Steve Lawrence grew up in The Dalles, Washington (he later returned and served as Mayor). His dad was a Quaker and taught high school shop. His Quaker paternal grandmother protested WWI, WWII, Korea, and Vietnam, and Steve remembers receiving a letter from her in Vietnam which said, “I look forward to the day when you return and live a useful life.” He grew up with an older sister, a twin brother, and a younger brother. He and his twin were very athletic in high school, and he was All-State in wrestling and track, and played football. His twin, Joe, enlisted in the Navy in 1964, and to do something different, Steve enlisted in the Army in 1967. He commissioned through OCS (Officer Candidate School) and was assigned to Sand Hill to train Soldiers in Basic Training. He was accepted into flight school, but his commander recommended he volunteer for Vietnam and assignment to the 1st Cavalry Division. Upon arrival in Vietnam, he jumped aboard a cargo plane headed to An Khe, where the 1st Cavalry Division was headquartered, bucking the traditional assignment process. Shortly after his assignment to D Company, 1st Squadron, 5th Cavalry, he participated in the late June battle of Binh An, where he remembers LT Edwards, with only 10 days left in-country, taking command of the company during that fight. He also remembers good advice from SGT Ralph Dahl and the absolute calm of his Platoon Sergeant Robert Kuta, who told him, “I’ll run the Platoon until you’re ready.” As the Platoon Leader, Lawrence spent time getting to know his Soldiers, keeping notes on each of them in a notebook. He understood that his job was to get them home. He felt responsible for their mental and moral wellbeing, and when he learned that one of them was taking ears off corpses as trophies, he counseled the Soldier, reinforcing the rules and establishing limits as the “last barrier of civilization.” After serving as a Platoon Leader in D Company, he was transferred to the Recon Platoon in E Company. Later, he spent time in both B and C Companies. His next assignment was with 1st Cavalry Division Protocol. When he arrived at Division Headquarters, he was handed orders for a Silver Star that CPT Mohr had put him in for. Discovering that he had not been presented the award, the Division Commander, MG George Forsythe, presented the award to him in front of his subordinate commanders. While serving as a protocol officer, Lawrence sometimes listened to radio traffic from D Company in tears because he was away from his unit. When he returned from Vietnam, he was assigned duty notifying families about the death of their Soldiers. He left the Army and went to college to earn a law degree. While in college at Portland State, the Cambodia incursion and Kent State happened. He remembers that during a military presentation on campus, a riot nearly started, but he and 10 other veterans stepped forward to protect the speaker. Years later he wrote three books about his life experiences, starting with the novel “First Light.”

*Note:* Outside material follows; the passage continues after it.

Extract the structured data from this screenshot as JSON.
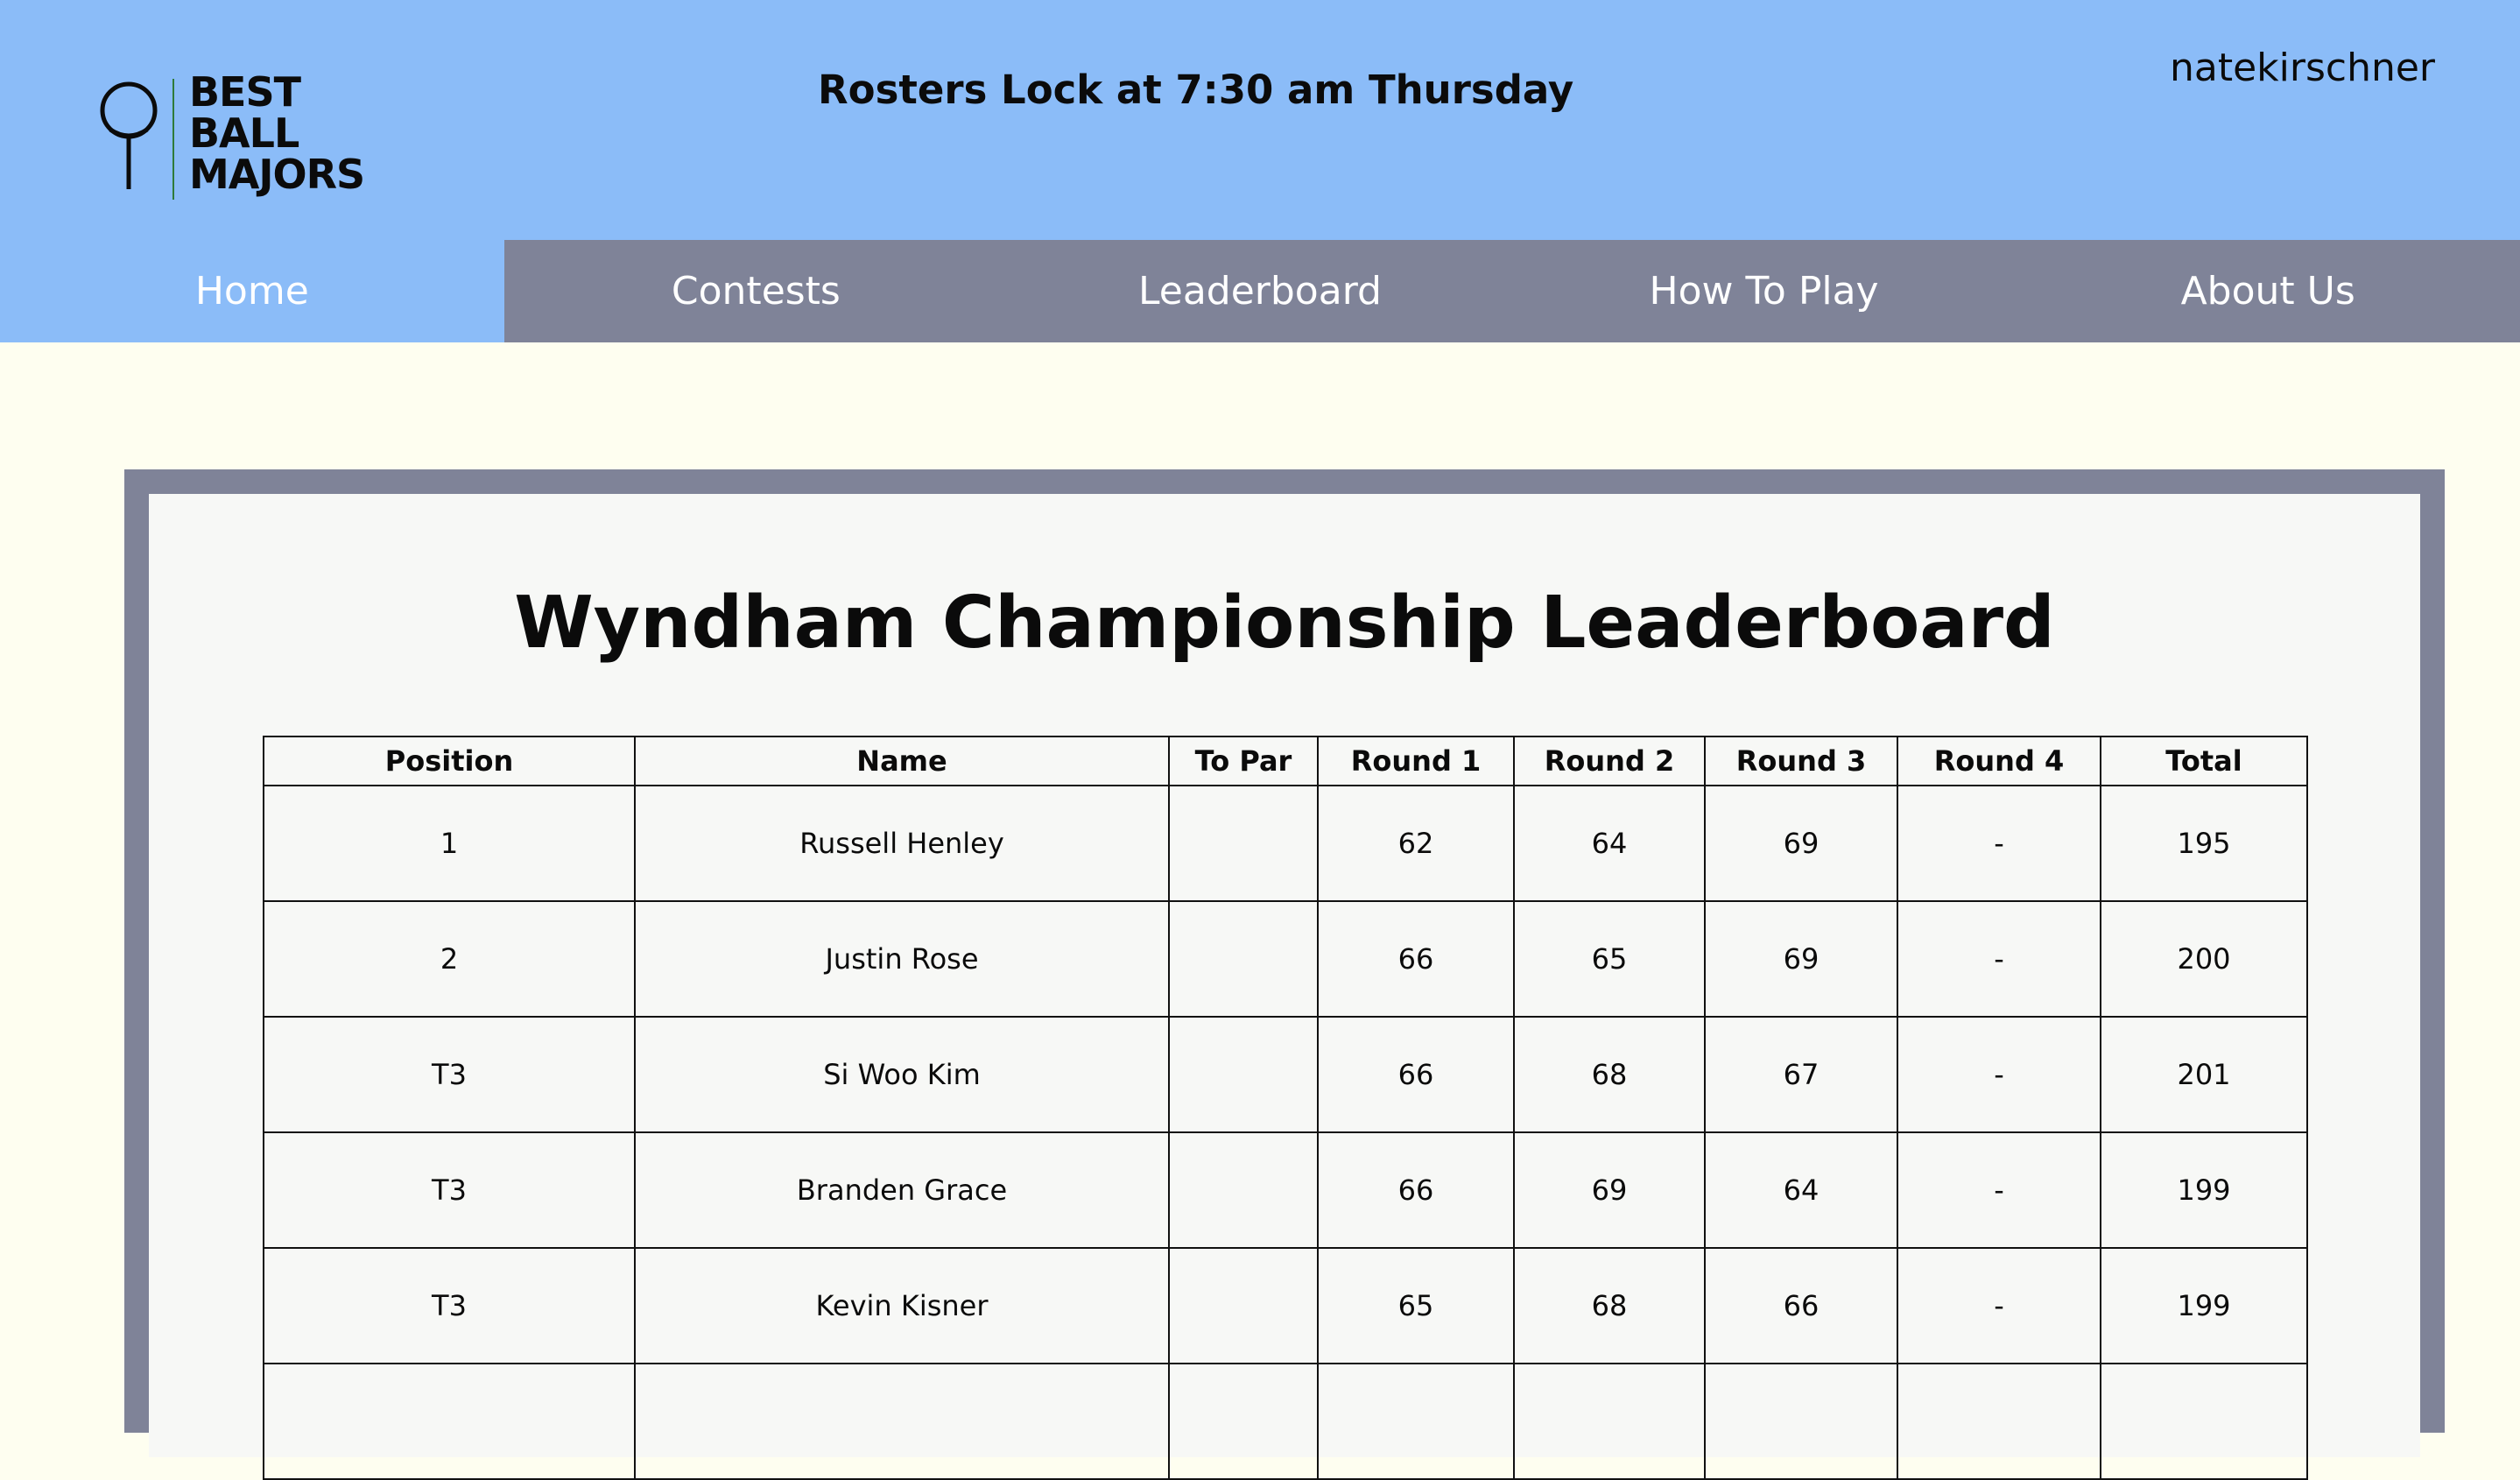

In this interview he talks about his childhood, his experiences in Vietnam, being an author, and his work as the mayor of The Dalles. He recalls the first dead Soldier he saw, SPC Wight, remembering that he flew to Vietnam with him on the airplane. Wight’s death hit him hard, and he buried that memory deep. In another instance, he describes his RTO yawning when a bullet entered his open mouth and exited through his cheek without causing serious injury. Lawrence shook for two hours after that. He discusses dealing with Post Traumatic Stress after the war, and how reunions help him deal with memories. Finally, he reflects on what his service and the Army mean to him.